This essay aims to analyze the function of the narrator in the 1993 movie, “Carlito’s Way,” directed by well-respected filmmaker, Brian De Palma. I will focus on how the narrator manipulates the audience due to his impartially interventions with the purpose of establishing a close relationship with them. The first scene of the movie is a good example of an internal narrator, who “guides” the audience through the plot of the movie through a flashback.
However, before moving the viewer to the action, the narrator anticipates the beginning of the outcome of the film, thus giving us enough information to guess what could happen at the end. In this manner, thanks to the narrator, we know important information earlier than other characters so he already attracts us to him. Nevertheless, he does not disclose all the information to maintain suspense. In addition to this, we should also consider the subjectivity of the narrator’s point of view when he is on the stretcher and the camera spins around, which intensifies his personal perspective as a part of the manipulative device.
Another interesting scene is that in which Carlito (Al Pacino) escapes from the brawl that has been between his cousin, Rolando and other gangsters. During his flight, the narrator’s voice is activated to tell us the protagonist’s intention of leaving the city and starting another life. This is how we are the first to know his new aim; the narrator is giving us the privilege to manage this information before the other characters know about it. Thereby, even though he just killed several men, we tend to identify ourselves with this character due to the narrator’s hopeful statement of intentions.
Two more scenes should be taken into account: one is that in which the narrator tells us how he met his lawyer, David (Sean Penn) and what kind of relationship they have. We have seen David other times on screen but until the narrator does not explain who he is, we ignore his function in the film. The narrator clarifies their friendship since the very beginning to allow the audience to understand Carlito’s loyal position during the film, thus making us feel admiration for him although he eventually “kills” David.

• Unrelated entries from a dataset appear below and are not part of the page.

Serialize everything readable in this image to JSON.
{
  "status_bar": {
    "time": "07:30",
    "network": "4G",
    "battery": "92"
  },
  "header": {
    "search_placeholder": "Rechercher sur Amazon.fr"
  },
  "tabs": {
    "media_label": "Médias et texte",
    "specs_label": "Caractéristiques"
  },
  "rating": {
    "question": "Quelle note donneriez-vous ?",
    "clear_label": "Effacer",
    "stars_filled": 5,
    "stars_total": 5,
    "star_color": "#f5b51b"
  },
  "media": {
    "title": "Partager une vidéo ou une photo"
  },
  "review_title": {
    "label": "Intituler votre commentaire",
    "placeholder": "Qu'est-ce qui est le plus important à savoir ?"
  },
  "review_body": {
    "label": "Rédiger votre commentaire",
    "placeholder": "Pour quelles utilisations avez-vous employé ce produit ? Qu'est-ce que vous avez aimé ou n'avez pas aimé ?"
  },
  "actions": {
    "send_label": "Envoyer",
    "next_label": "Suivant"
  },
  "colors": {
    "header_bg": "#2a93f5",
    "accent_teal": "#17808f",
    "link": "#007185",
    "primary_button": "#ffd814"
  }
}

The other important scene belongs to the romantic storyline of the movie. There, Carlito shows his feelings for Gail (Penelope Ann Miller) by means of the narrator’s voice. He makes us his confidants and tells us many more things than he will tell Gail. Therefore, in these two scenes, through the narrator, positive features of Carlito are presented-allegiance and sensitivity-so his dark past is attenuated in order to extoll character’s good aspects rather than bad ones.
As a result, this manipulation gets that we empathize with Carlito. To sum up, the protagonist’s role as an internal narrator prevents him from displaying an objective vision of the story. Although his interventions seem random, behind them a system of handling is hidden. That is, the narrator adopts the strategic position of showing his feelings with the aim of winning over the audience and achieving a kind of complicity with us. Consequently, we may think Carlito has good qualities but, actually, he is an antihero.